Did you hear about the plane crash last week that killed 660 people? Read about the toy that disfigured thousands of children? Something must be done! And it would be, if this were true, but it isn’t. Did you know 660 veterans commit suicide each month? This is true. And something must be done!
SSG Joshua Berry survived two tours of duty in Afghanistan and the shooting massacre at Fort Hood in Texas in 2009. PTSD and suicide cut him down in 2013. He was only 36 years old.
Every day 22 veterans commit suicide. Every month 660 new families deal with their sorrow and search for answers. Howard Berry wants to change those numbers. Howard Berry, SSG Joshua Berry’s father, has spent four years writing letters to all the members of Congress, and his own money to travel to Washington, D.C., to plead his cause.
“If we were losing 660 people per month to plane crashes, we would have done something a long time ago,” says Howard. Howard’s search is for ways to illustrate the epidemic of veteran suicide and how it has been growing steadily for the past eight years.
In Ohio, where he lives, Howard has been placing flags on veterans’ graves for many years. One day, the manager of the cemetery asked if he would be interested in the flags removed during maintenance of the grounds. Howard agreed. To his surprise, he said, “I acquired two carloads – over 3000 flags of assorted sizes and conditions.” He began to sort them out.
The collection of flags inspired Howard and his wife to spearhead the Flags for Forgotten Soldiers movement. The first display was planned for Cincinnati, Ohio in March 2017 on a parcel of land overlooking the city. The property is owned by a World War II veteran, who also believes in the importance of veteran suicide awareness.
Howard and a group of volunteers – most affected by veteran suicide – placed the first 660 flags. “It was very touching,” Howard said. “More and more people are getting involved.”
Since the initial display, Howard and the Flags For Forgotten Soldiers have also set up flags in Arizona, Idaho, Michigan, Minnesota, Missouri, New Hampshire, New Jersey, North Carolina, Washington, Wisconsin, and Texas. The 660 flags and the banner were on display at the Milbank Cemetery for the Memorial Day program this year, as well as the year before. Along the way, Flags for Forgotten Soldiers has raised $9296, all of which has been spent to purchase flags and banners. Each display costs approximately $720.
Veteran Casey Meyer, a Milbank resident, and his fiancé Stephanie Jones, brought the Flags for Forgotten Soldiers to Milbank. They also set it up both years. It takes the couple four and a half to five hours to finish the job and that is only when the ground is soft. They say it’s worth every minute.
Jones has also been working for three years to pass a law to help prevent veteran suicide. Proponents of the new legislation believe current law lacks a critical piece – an alert for any missing veteran.
This law is known as the Erik Jorgensen Law. Jorgenson was a veteran suffering from PTSD, much like Joshua Berry. He had also served in Afghanistan and was was being treated by the VA for PTSD and depression. When Erik’s mother discovered he was missing and appealed to authorities for help, they imposed the standard waiting period for a missing person. Erik passed away in 2012.

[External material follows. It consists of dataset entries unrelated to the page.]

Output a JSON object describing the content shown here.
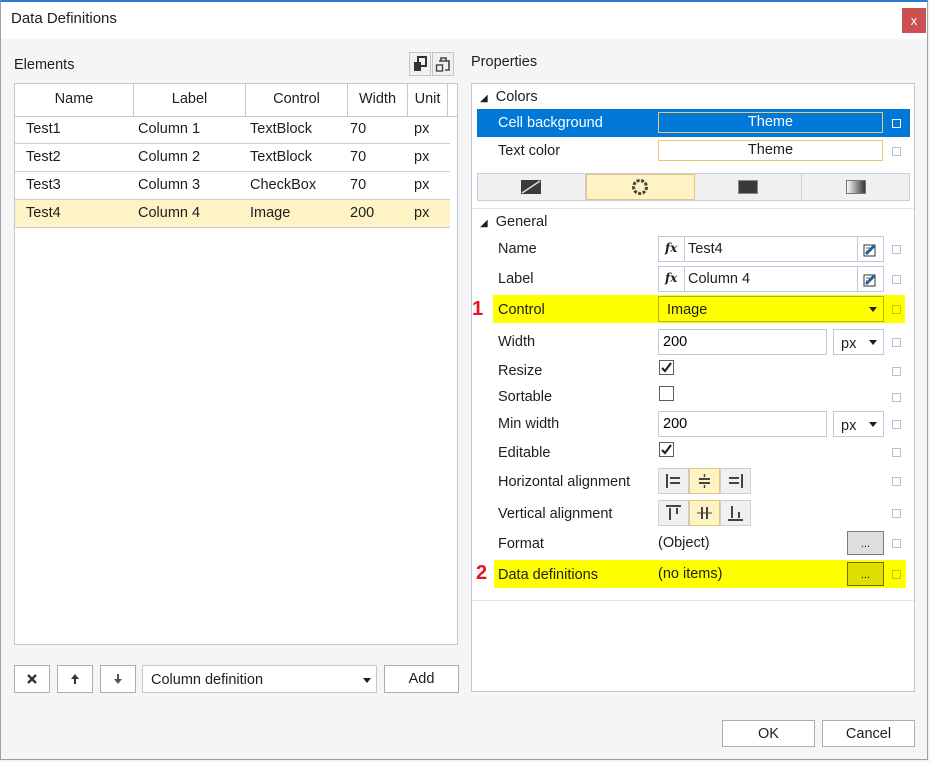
{
  "window": {
    "title": "Data Definitions",
    "close_label": "x"
  },
  "elements_panel": {
    "label": "Elements",
    "toolbar_icons": [
      "copy-icon",
      "paste-icon"
    ],
    "columns": [
      "Name",
      "Label",
      "Control",
      "Width",
      "Unit"
    ],
    "rows": [
      {
        "name": "Test1",
        "label": "Column 1",
        "control": "TextBlock",
        "width": "70",
        "unit": "px"
      },
      {
        "name": "Test2",
        "label": "Column 2",
        "control": "TextBlock",
        "width": "70",
        "unit": "px"
      },
      {
        "name": "Test3",
        "label": "Column 3",
        "control": "CheckBox",
        "width": "70",
        "unit": "px"
      },
      {
        "name": "Test4",
        "label": "Column 4",
        "control": "Image",
        "width": "200",
        "unit": "px",
        "selected": true
      }
    ],
    "bottom_bar": {
      "delete_icon": "close-icon",
      "up_icon": "arrow-up-icon",
      "down_icon": "arrow-down-icon",
      "type_select": "Column definition",
      "add_label": "Add"
    }
  },
  "properties_panel": {
    "label": "Properties",
    "colors": {
      "header": "Colors",
      "cell_background": {
        "label": "Cell background",
        "value": "Theme"
      },
      "text_color": {
        "label": "Text color",
        "value": "Theme"
      },
      "fill_modes": [
        "no-fill-icon",
        "theme-fill-icon",
        "solid-fill-icon",
        "gradient-fill-icon"
      ],
      "fill_mode_selected": 1
    },
    "general": {
      "header": "General",
      "name": {
        "label": "Name",
        "value": "Test4"
      },
      "label": {
        "label": "Label",
        "value": "Column 4"
      },
      "control": {
        "label": "Control",
        "value": "Image",
        "marker": "1"
      },
      "width": {
        "label": "Width",
        "value": "200",
        "unit": "px"
      },
      "resize": {
        "label": "Resize",
        "checked": true
      },
      "sortable": {
        "label": "Sortable",
        "checked": false
      },
      "min_width": {
        "label": "Min width",
        "value": "200",
        "unit": "px"
      },
      "editable": {
        "label": "Editable",
        "checked": true
      },
      "horizontal_alignment": {
        "label": "Horizontal alignment",
        "options": [
          "left",
          "center",
          "right"
        ],
        "selected": 1
      },
      "vertical_alignment": {
        "label": "Vertical alignment",
        "options": [
          "top",
          "center",
          "bottom"
        ],
        "selected": 1
      },
      "format": {
        "label": "Format",
        "value": "(Object)",
        "button": "..."
      },
      "data_definitions": {
        "label": "Data definitions",
        "value": "(no items)",
        "button": "...",
        "marker": "2"
      }
    }
  },
  "footer": {
    "ok_label": "OK",
    "cancel_label": "Cancel"
  },
  "colors": {
    "accent": "#0078d7",
    "selection": "#fdf3c5",
    "highlight": "#ffff00",
    "marker": "#e81123",
    "close": "#cb5051"
  }
}
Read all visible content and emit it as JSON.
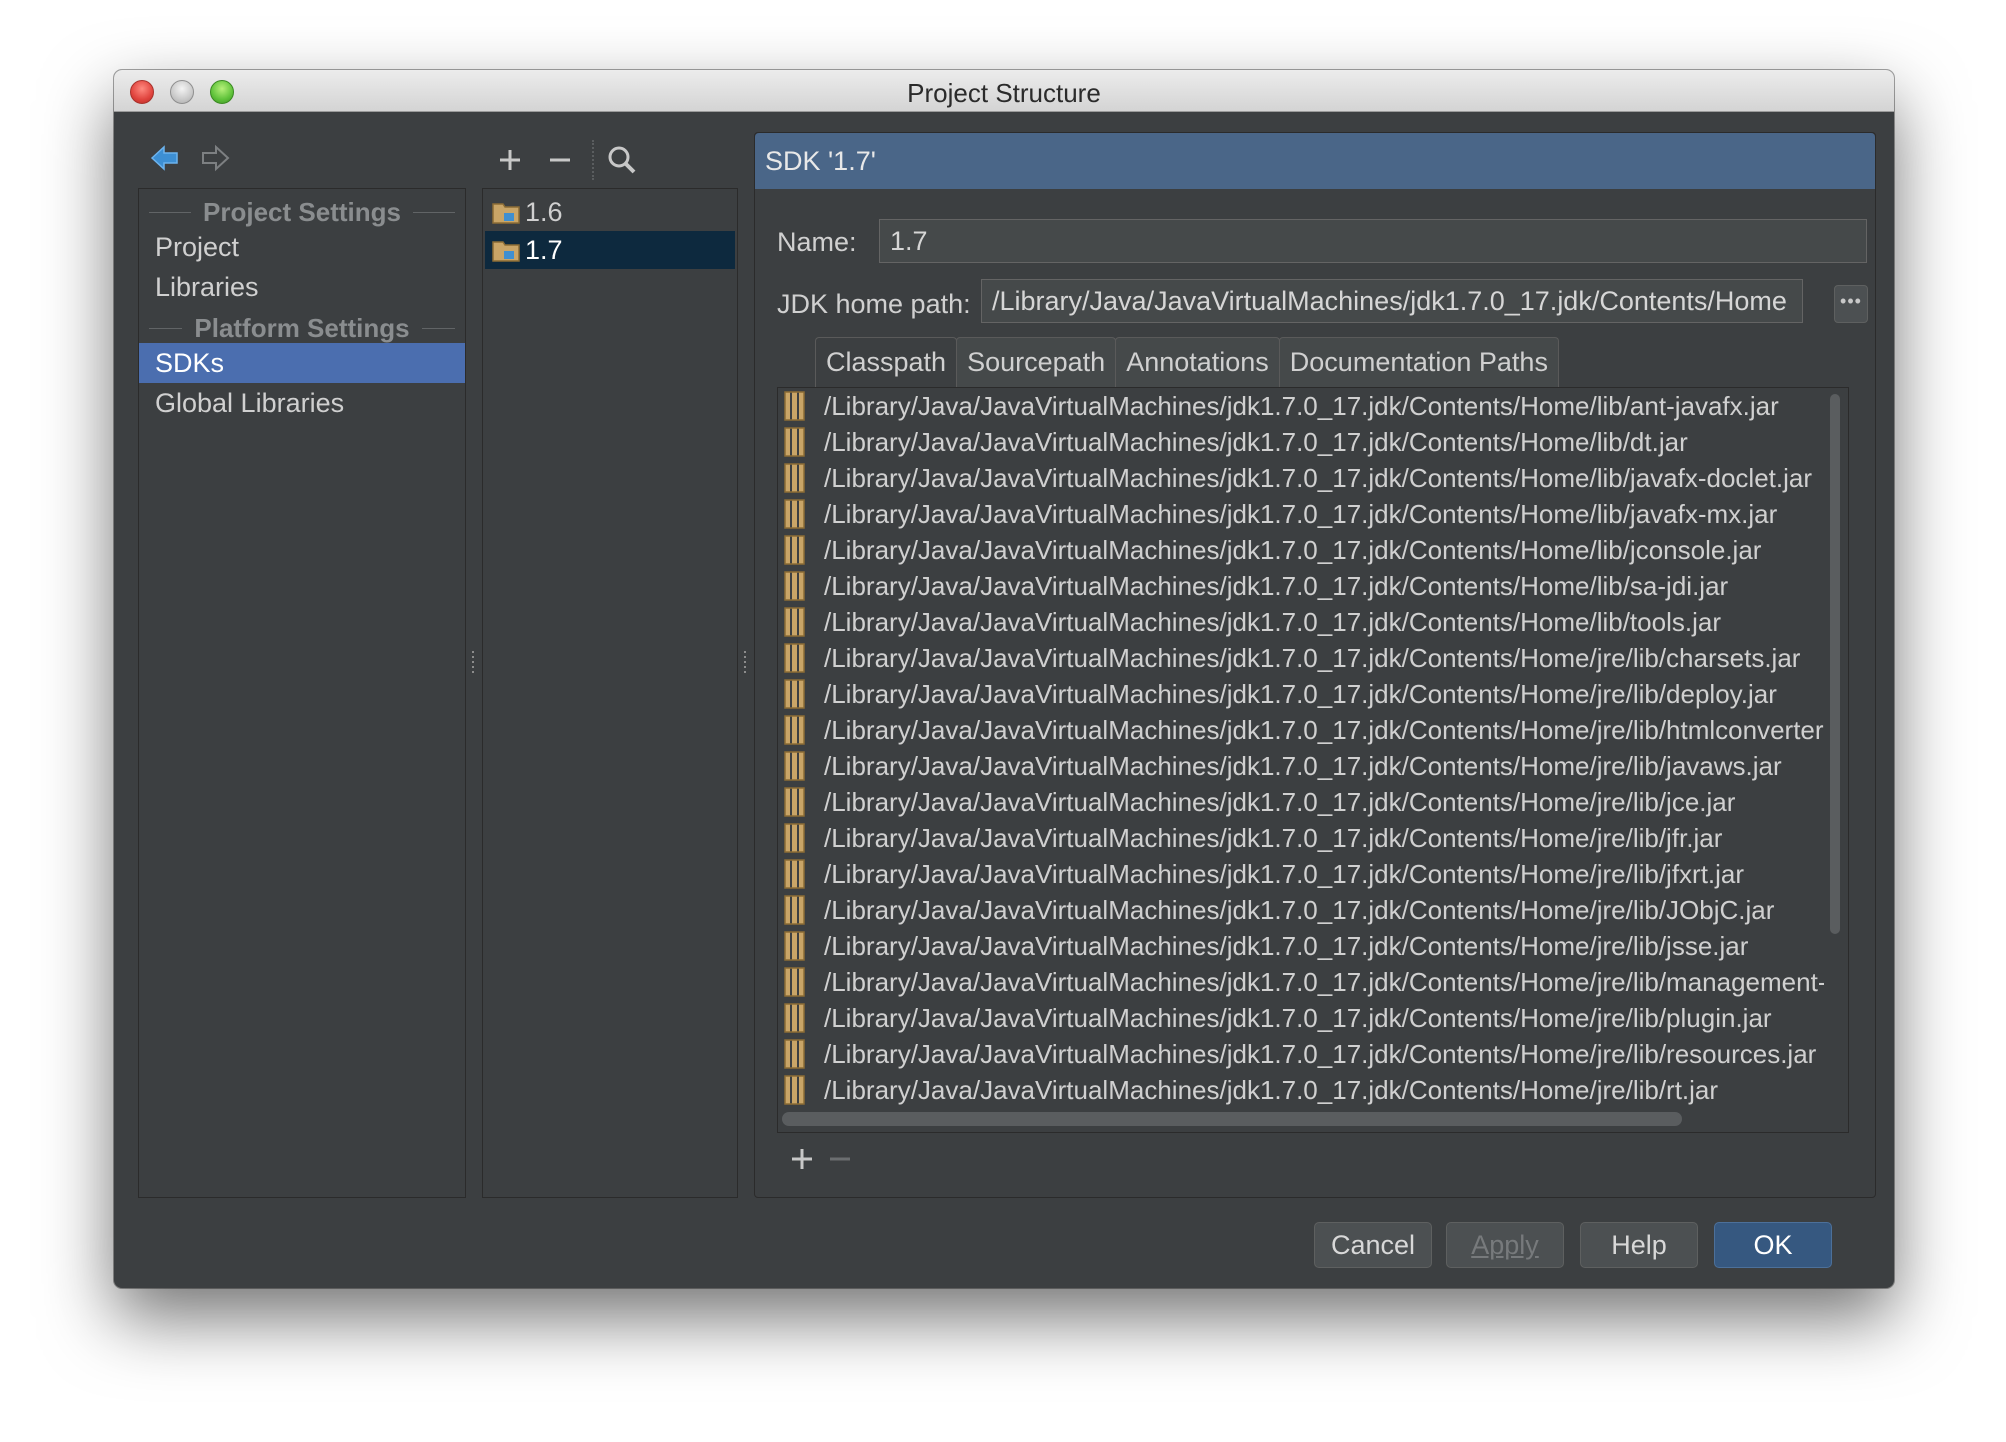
{
  "window": {
    "title": "Project Structure"
  },
  "nav": {
    "back_icon": "arrow-left-icon",
    "forward_icon": "arrow-right-icon"
  },
  "left": {
    "project_settings_header": "Project Settings",
    "platform_settings_header": "Platform Settings",
    "items": [
      {
        "label": "Project",
        "selected": false
      },
      {
        "label": "Libraries",
        "selected": false
      },
      {
        "label": "SDKs",
        "selected": true
      },
      {
        "label": "Global Libraries",
        "selected": false
      }
    ]
  },
  "sdk_list": {
    "toolbar": [
      "plus-icon",
      "minus-icon",
      "search-icon"
    ],
    "items": [
      {
        "label": "1.6",
        "selected": false
      },
      {
        "label": "1.7",
        "selected": true
      }
    ]
  },
  "detail": {
    "header": "SDK '1.7'",
    "name_label": "Name:",
    "name_value": "1.7",
    "jdk_label": "JDK home path:",
    "jdk_value": "/Library/Java/JavaVirtualMachines/jdk1.7.0_17.jdk/Contents/Home",
    "browse_label": "•••",
    "tabs": [
      "Classpath",
      "Sourcepath",
      "Annotations",
      "Documentation Paths"
    ],
    "active_tab": "Classpath",
    "classpath": [
      "/Library/Java/JavaVirtualMachines/jdk1.7.0_17.jdk/Contents/Home/lib/ant-javafx.jar",
      "/Library/Java/JavaVirtualMachines/jdk1.7.0_17.jdk/Contents/Home/lib/dt.jar",
      "/Library/Java/JavaVirtualMachines/jdk1.7.0_17.jdk/Contents/Home/lib/javafx-doclet.jar",
      "/Library/Java/JavaVirtualMachines/jdk1.7.0_17.jdk/Contents/Home/lib/javafx-mx.jar",
      "/Library/Java/JavaVirtualMachines/jdk1.7.0_17.jdk/Contents/Home/lib/jconsole.jar",
      "/Library/Java/JavaVirtualMachines/jdk1.7.0_17.jdk/Contents/Home/lib/sa-jdi.jar",
      "/Library/Java/JavaVirtualMachines/jdk1.7.0_17.jdk/Contents/Home/lib/tools.jar",
      "/Library/Java/JavaVirtualMachines/jdk1.7.0_17.jdk/Contents/Home/jre/lib/charsets.jar",
      "/Library/Java/JavaVirtualMachines/jdk1.7.0_17.jdk/Contents/Home/jre/lib/deploy.jar",
      "/Library/Java/JavaVirtualMachines/jdk1.7.0_17.jdk/Contents/Home/jre/lib/htmlconverter.jar",
      "/Library/Java/JavaVirtualMachines/jdk1.7.0_17.jdk/Contents/Home/jre/lib/javaws.jar",
      "/Library/Java/JavaVirtualMachines/jdk1.7.0_17.jdk/Contents/Home/jre/lib/jce.jar",
      "/Library/Java/JavaVirtualMachines/jdk1.7.0_17.jdk/Contents/Home/jre/lib/jfr.jar",
      "/Library/Java/JavaVirtualMachines/jdk1.7.0_17.jdk/Contents/Home/jre/lib/jfxrt.jar",
      "/Library/Java/JavaVirtualMachines/jdk1.7.0_17.jdk/Contents/Home/jre/lib/JObjC.jar",
      "/Library/Java/JavaVirtualMachines/jdk1.7.0_17.jdk/Contents/Home/jre/lib/jsse.jar",
      "/Library/Java/JavaVirtualMachines/jdk1.7.0_17.jdk/Contents/Home/jre/lib/management-agent.jar",
      "/Library/Java/JavaVirtualMachines/jdk1.7.0_17.jdk/Contents/Home/jre/lib/plugin.jar",
      "/Library/Java/JavaVirtualMachines/jdk1.7.0_17.jdk/Contents/Home/jre/lib/resources.jar",
      "/Library/Java/JavaVirtualMachines/jdk1.7.0_17.jdk/Contents/Home/jre/lib/rt.jar"
    ],
    "footer_icons": [
      "plus-icon",
      "minus-icon"
    ]
  },
  "buttons": {
    "cancel": "Cancel",
    "apply": "Apply",
    "help": "Help",
    "ok": "OK"
  },
  "colors": {
    "background": "#3c3f41",
    "selection": "#4b6eaf",
    "sdk_selection": "#0d293e",
    "header": "#4a6688",
    "ok_button": "#365880"
  }
}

Could Erik have been saved? It is impossible to say, but for many veterans, time is of the essence. If the Erik Jorgensen Law is passed at the federal level, the standard waiting period would be changed to immediate action for a welfare check for at-risk veterans.
Howard and Stephanie urge you, veteran or not, to call for help if you are having thoughts of suicide. The National Suicide Prevention hotline number is 1.800.273.8255. The hotline is available 24 hours a day, seven days a week.
Pictured: Casey Meyer and Stephanie Jones